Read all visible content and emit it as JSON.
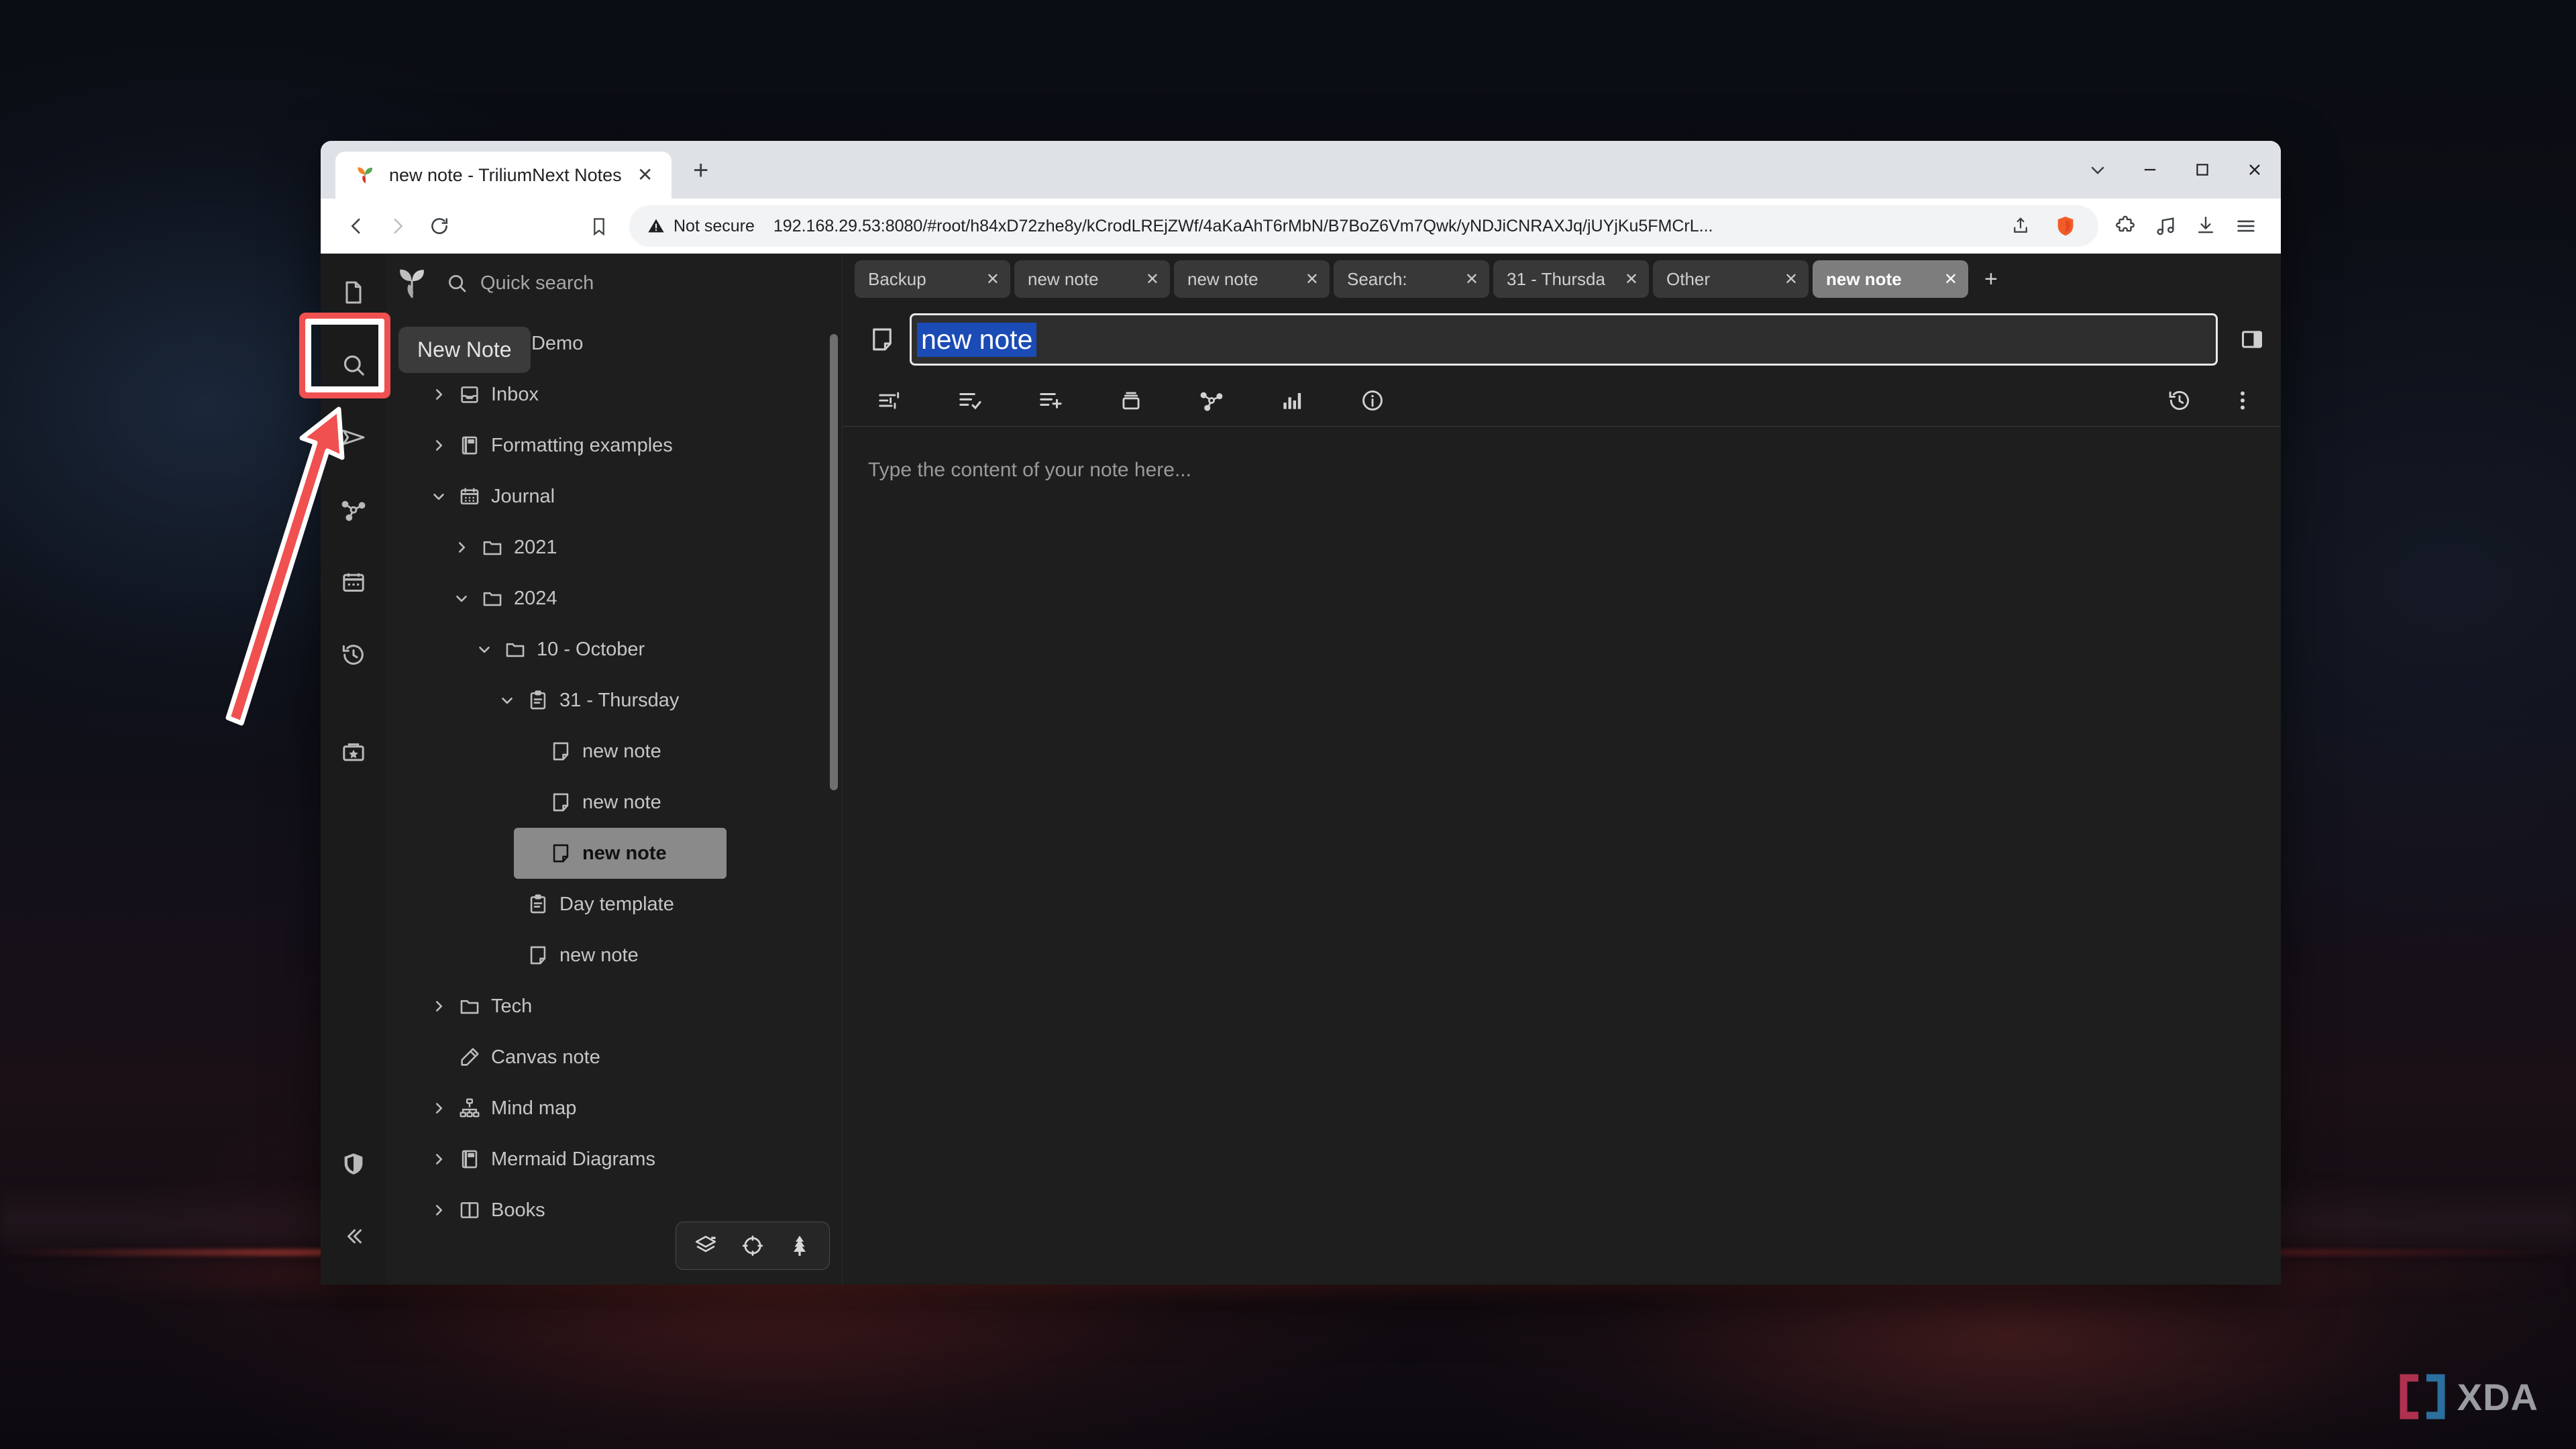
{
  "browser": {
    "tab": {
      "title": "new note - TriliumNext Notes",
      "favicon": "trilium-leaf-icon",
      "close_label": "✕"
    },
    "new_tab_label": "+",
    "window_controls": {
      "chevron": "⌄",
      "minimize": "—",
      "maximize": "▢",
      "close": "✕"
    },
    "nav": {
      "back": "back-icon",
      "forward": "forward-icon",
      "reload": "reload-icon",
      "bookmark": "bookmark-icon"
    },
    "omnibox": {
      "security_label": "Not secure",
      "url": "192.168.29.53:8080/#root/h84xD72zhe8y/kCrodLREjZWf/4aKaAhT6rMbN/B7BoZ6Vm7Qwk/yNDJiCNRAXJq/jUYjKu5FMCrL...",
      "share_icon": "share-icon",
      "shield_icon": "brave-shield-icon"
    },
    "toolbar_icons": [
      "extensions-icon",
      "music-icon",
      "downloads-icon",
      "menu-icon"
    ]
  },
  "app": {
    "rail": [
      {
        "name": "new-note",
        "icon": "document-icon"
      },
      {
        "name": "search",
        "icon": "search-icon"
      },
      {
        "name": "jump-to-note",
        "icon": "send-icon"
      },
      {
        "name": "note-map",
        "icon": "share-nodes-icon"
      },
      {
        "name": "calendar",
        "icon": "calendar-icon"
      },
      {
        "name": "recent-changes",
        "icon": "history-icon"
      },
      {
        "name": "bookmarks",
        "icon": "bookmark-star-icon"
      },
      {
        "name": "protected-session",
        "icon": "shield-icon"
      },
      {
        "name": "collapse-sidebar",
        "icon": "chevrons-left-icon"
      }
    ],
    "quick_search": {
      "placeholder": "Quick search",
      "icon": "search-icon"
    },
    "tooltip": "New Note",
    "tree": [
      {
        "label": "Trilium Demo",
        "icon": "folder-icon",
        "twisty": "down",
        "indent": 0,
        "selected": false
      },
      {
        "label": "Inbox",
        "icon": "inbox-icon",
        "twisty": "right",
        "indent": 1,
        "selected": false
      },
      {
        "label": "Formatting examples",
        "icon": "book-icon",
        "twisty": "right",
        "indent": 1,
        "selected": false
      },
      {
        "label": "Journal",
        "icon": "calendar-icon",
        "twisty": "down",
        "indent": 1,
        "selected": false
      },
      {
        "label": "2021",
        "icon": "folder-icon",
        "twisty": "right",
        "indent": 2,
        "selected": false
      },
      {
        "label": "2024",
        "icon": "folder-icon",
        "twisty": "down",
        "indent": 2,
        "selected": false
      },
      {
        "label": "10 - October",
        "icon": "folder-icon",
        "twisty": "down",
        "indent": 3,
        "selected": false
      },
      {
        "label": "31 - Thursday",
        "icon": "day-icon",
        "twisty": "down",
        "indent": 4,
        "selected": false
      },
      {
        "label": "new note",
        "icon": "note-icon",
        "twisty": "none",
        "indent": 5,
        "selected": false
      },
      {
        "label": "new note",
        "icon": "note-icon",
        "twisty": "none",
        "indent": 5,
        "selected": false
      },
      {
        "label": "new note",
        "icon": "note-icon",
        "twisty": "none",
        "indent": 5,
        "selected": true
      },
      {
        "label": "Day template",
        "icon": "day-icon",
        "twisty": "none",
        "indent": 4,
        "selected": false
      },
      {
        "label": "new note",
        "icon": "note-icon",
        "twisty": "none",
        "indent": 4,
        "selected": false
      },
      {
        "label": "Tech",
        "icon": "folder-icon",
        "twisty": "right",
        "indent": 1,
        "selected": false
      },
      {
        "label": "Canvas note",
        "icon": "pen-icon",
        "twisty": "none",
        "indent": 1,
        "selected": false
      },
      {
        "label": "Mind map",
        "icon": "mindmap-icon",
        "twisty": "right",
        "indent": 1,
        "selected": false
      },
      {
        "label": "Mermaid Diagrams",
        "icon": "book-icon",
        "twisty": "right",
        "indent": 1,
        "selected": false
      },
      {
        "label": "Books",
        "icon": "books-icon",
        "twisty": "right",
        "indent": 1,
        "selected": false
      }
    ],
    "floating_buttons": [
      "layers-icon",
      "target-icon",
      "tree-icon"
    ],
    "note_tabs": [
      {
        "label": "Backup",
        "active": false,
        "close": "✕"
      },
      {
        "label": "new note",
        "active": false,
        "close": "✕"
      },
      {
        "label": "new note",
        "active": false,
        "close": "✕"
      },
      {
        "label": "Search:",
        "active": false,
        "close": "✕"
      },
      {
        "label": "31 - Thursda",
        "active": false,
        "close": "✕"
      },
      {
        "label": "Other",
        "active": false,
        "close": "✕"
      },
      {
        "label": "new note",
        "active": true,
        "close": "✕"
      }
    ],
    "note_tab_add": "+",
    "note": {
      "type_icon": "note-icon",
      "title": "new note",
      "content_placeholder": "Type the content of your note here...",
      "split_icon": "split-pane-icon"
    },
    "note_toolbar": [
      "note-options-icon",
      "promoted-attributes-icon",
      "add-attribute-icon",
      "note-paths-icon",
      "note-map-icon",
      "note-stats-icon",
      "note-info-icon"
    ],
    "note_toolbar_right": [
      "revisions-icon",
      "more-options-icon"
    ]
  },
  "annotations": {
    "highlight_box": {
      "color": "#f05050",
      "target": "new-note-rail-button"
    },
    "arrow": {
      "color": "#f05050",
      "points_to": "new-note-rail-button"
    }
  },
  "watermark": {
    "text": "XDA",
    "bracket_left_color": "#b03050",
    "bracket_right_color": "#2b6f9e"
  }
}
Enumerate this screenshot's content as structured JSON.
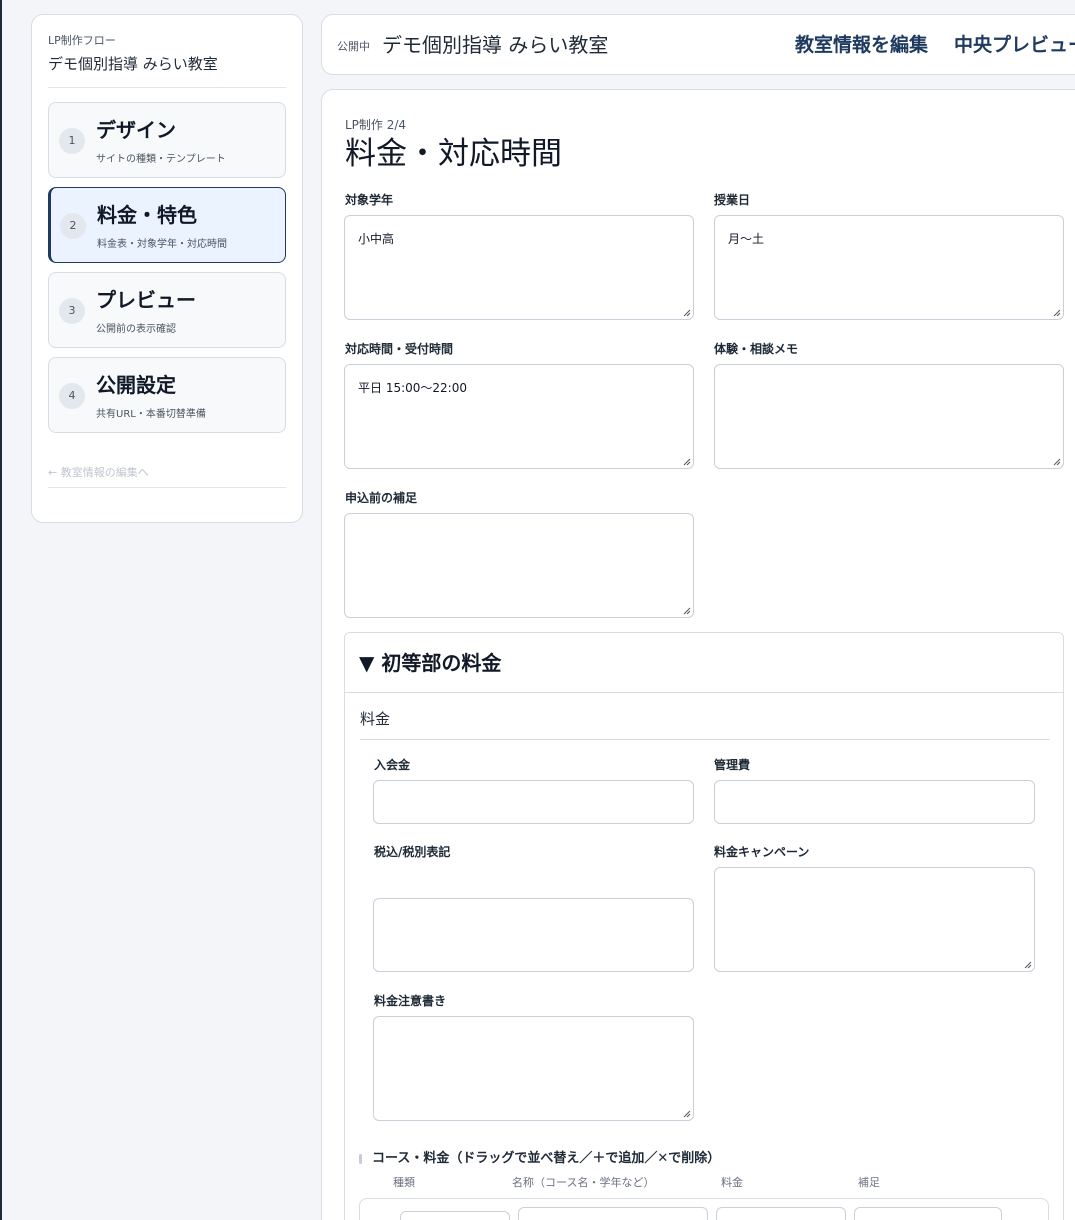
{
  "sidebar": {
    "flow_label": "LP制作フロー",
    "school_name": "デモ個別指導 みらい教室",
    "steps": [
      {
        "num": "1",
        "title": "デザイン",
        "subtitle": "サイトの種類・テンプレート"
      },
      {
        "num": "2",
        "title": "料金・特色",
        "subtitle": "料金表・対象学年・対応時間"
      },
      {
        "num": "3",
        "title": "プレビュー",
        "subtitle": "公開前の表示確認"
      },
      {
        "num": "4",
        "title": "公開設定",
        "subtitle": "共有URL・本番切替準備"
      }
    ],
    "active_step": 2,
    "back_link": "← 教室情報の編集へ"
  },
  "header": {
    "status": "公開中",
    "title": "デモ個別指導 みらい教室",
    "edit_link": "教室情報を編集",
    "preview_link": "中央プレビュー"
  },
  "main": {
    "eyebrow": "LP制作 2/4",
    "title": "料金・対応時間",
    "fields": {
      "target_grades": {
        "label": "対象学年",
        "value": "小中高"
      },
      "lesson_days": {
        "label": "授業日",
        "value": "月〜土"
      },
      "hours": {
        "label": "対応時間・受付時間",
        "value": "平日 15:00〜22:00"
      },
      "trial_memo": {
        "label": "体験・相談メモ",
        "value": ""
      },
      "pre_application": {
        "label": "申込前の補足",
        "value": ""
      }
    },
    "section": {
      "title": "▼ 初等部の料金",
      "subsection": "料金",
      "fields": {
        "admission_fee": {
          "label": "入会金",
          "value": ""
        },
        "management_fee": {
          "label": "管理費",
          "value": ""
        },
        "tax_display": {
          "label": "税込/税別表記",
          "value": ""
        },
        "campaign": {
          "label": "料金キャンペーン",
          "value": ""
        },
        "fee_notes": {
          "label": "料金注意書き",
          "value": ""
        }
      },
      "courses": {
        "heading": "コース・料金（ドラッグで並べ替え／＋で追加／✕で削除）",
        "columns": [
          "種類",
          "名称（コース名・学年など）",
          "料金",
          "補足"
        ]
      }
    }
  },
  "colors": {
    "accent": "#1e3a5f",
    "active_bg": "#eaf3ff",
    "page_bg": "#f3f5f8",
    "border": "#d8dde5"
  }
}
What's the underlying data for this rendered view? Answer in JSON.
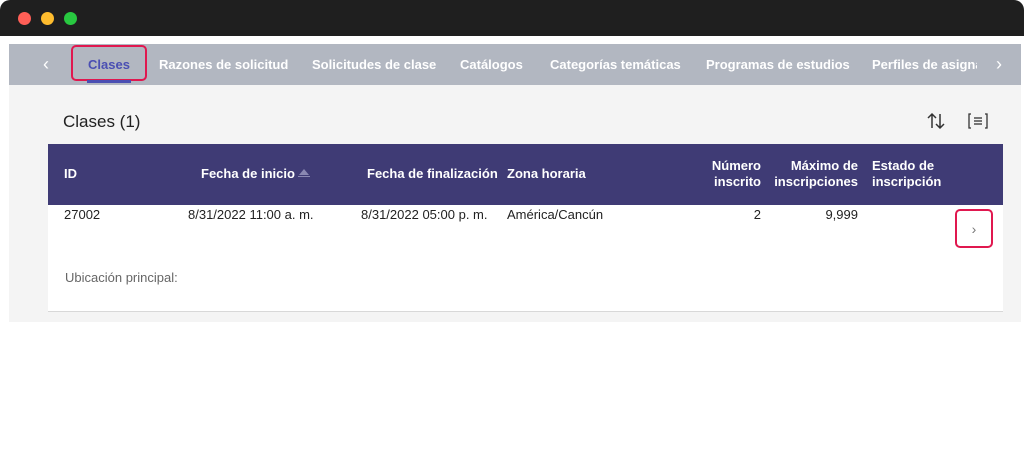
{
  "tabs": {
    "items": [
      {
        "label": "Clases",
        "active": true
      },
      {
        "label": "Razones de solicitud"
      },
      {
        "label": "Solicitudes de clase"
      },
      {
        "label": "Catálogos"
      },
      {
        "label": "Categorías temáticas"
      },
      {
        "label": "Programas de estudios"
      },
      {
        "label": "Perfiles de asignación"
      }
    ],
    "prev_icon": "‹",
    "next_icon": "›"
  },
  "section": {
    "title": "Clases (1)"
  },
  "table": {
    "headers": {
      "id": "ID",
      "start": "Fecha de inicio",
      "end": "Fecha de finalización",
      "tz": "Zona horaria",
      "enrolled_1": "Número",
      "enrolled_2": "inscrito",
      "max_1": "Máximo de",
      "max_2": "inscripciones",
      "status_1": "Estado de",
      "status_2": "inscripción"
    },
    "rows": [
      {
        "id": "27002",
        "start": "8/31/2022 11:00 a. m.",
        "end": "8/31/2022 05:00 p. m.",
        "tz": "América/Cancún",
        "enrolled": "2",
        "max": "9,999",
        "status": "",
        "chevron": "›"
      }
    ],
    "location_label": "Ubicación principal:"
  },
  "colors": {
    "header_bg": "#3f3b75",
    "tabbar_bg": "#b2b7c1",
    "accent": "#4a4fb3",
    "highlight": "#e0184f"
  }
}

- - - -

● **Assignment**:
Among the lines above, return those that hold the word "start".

● **Answer box**:
      "start": "Fecha de inicio",
        "start": "8/31/2022 11:00 a. m.",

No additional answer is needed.